[Exercise aim]: All of the data is to be copied word for word.

━━━━━ Input for this task ━━━━━

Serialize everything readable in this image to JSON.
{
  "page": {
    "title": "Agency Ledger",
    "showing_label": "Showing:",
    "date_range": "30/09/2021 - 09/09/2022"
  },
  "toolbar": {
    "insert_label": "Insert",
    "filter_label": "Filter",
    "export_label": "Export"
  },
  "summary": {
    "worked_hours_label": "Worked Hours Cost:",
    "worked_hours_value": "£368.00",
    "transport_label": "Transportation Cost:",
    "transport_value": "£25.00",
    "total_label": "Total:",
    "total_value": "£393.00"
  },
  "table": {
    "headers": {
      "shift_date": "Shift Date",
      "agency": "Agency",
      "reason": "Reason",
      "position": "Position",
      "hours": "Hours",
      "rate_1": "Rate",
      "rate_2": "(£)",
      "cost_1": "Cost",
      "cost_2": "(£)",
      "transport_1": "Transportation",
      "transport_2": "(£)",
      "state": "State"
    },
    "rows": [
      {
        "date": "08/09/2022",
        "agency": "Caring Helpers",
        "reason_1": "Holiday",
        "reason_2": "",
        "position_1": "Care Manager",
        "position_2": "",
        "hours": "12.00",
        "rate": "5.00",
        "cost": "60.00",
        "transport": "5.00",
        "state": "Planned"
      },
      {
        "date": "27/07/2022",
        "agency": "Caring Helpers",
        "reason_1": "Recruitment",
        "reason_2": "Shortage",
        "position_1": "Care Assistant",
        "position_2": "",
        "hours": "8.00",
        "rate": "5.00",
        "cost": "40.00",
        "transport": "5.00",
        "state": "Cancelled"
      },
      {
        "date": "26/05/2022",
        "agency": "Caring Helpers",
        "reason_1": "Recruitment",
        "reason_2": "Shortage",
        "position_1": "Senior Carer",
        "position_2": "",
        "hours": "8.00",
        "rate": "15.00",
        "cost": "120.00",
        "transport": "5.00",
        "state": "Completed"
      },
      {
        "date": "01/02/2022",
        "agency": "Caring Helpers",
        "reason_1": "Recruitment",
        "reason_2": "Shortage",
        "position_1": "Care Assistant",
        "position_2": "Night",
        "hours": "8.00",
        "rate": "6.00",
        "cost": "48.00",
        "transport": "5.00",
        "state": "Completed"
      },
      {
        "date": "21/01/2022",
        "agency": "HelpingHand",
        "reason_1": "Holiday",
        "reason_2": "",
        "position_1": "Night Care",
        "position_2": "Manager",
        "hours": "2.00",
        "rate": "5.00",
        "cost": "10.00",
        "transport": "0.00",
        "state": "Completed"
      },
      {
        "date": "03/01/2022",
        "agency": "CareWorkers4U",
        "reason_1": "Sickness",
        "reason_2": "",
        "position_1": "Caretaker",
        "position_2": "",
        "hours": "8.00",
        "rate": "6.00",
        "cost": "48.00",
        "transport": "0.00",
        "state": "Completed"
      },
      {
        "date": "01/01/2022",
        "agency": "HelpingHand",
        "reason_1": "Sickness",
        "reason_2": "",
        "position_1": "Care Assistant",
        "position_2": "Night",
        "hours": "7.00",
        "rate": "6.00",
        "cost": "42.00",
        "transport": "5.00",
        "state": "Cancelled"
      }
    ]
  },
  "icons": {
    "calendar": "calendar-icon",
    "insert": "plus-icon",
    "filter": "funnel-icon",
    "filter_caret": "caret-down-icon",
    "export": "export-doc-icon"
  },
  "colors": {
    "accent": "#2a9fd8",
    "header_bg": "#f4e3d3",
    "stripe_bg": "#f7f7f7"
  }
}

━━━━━

[Task result]:
Serialize everything readable in this image to JSON.
{
  "page": {
    "title": "Agency Ledger",
    "showing_label": "Showing:",
    "date_range": "30/09/2021 - 09/09/2022"
  },
  "toolbar": {
    "insert_label": "Insert",
    "filter_label": "Filter",
    "export_label": "Export"
  },
  "summary": {
    "worked_hours_label": "Worked Hours Cost:",
    "worked_hours_value": "£368.00",
    "transport_label": "Transportation Cost:",
    "transport_value": "£25.00",
    "total_label": "Total:",
    "total_value": "£393.00"
  },
  "table": {
    "headers": {
      "shift_date": "Shift Date",
      "agency": "Agency",
      "reason": "Reason",
      "position": "Position",
      "hours": "Hours",
      "rate_1": "Rate",
      "rate_2": "(£)",
      "cost_1": "Cost",
      "cost_2": "(£)",
      "transport_1": "Transportation",
      "transport_2": "(£)",
      "state": "State"
    },
    "rows": [
      {
        "date": "08/09/2022",
        "agency": "Caring Helpers",
        "reason_1": "Holiday",
        "reason_2": "",
        "position_1": "Care Manager",
        "position_2": "",
        "hours": "12.00",
        "rate": "5.00",
        "cost": "60.00",
        "transport": "5.00",
        "state": "Planned"
      },
      {
        "date": "27/07/2022",
        "agency": "Caring Helpers",
        "reason_1": "Recruitment",
        "reason_2": "Shortage",
        "position_1": "Care Assistant",
        "position_2": "",
        "hours": "8.00",
        "rate": "5.00",
        "cost": "40.00",
        "transport": "5.00",
        "state": "Cancelled"
      },
      {
        "date": "26/05/2022",
        "agency": "Caring Helpers",
        "reason_1": "Recruitment",
        "reason_2": "Shortage",
        "position_1": "Senior Carer",
        "position_2": "",
        "hours": "8.00",
        "rate": "15.00",
        "cost": "120.00",
        "transport": "5.00",
        "state": "Completed"
      },
      {
        "date": "01/02/2022",
        "agency": "Caring Helpers",
        "reason_1": "Recruitment",
        "reason_2": "Shortage",
        "position_1": "Care Assistant",
        "position_2": "Night",
        "hours": "8.00",
        "rate": "6.00",
        "cost": "48.00",
        "transport": "5.00",
        "state": "Completed"
      },
      {
        "date": "21/01/2022",
        "agency": "HelpingHand",
        "reason_1": "Holiday",
        "reason_2": "",
        "position_1": "Night Care",
        "position_2": "Manager",
        "hours": "2.00",
        "rate": "5.00",
        "cost": "10.00",
        "transport": "0.00",
        "state": "Completed"
      },
      {
        "date": "03/01/2022",
        "agency": "CareWorkers4U",
        "reason_1": "Sickness",
        "reason_2": "",
        "position_1": "Caretaker",
        "position_2": "",
        "hours": "8.00",
        "rate": "6.00",
        "cost": "48.00",
        "transport": "0.00",
        "state": "Completed"
      },
      {
        "date": "01/01/2022",
        "agency": "HelpingHand",
        "reason_1": "Sickness",
        "reason_2": "",
        "position_1": "Care Assistant",
        "position_2": "Night",
        "hours": "7.00",
        "rate": "6.00",
        "cost": "42.00",
        "transport": "5.00",
        "state": "Cancelled"
      }
    ]
  },
  "icons": {
    "calendar": "calendar-icon",
    "insert": "plus-icon",
    "filter": "funnel-icon",
    "filter_caret": "caret-down-icon",
    "export": "export-doc-icon"
  },
  "colors": {
    "accent": "#2a9fd8",
    "header_bg": "#f4e3d3",
    "stripe_bg": "#f7f7f7"
  }
}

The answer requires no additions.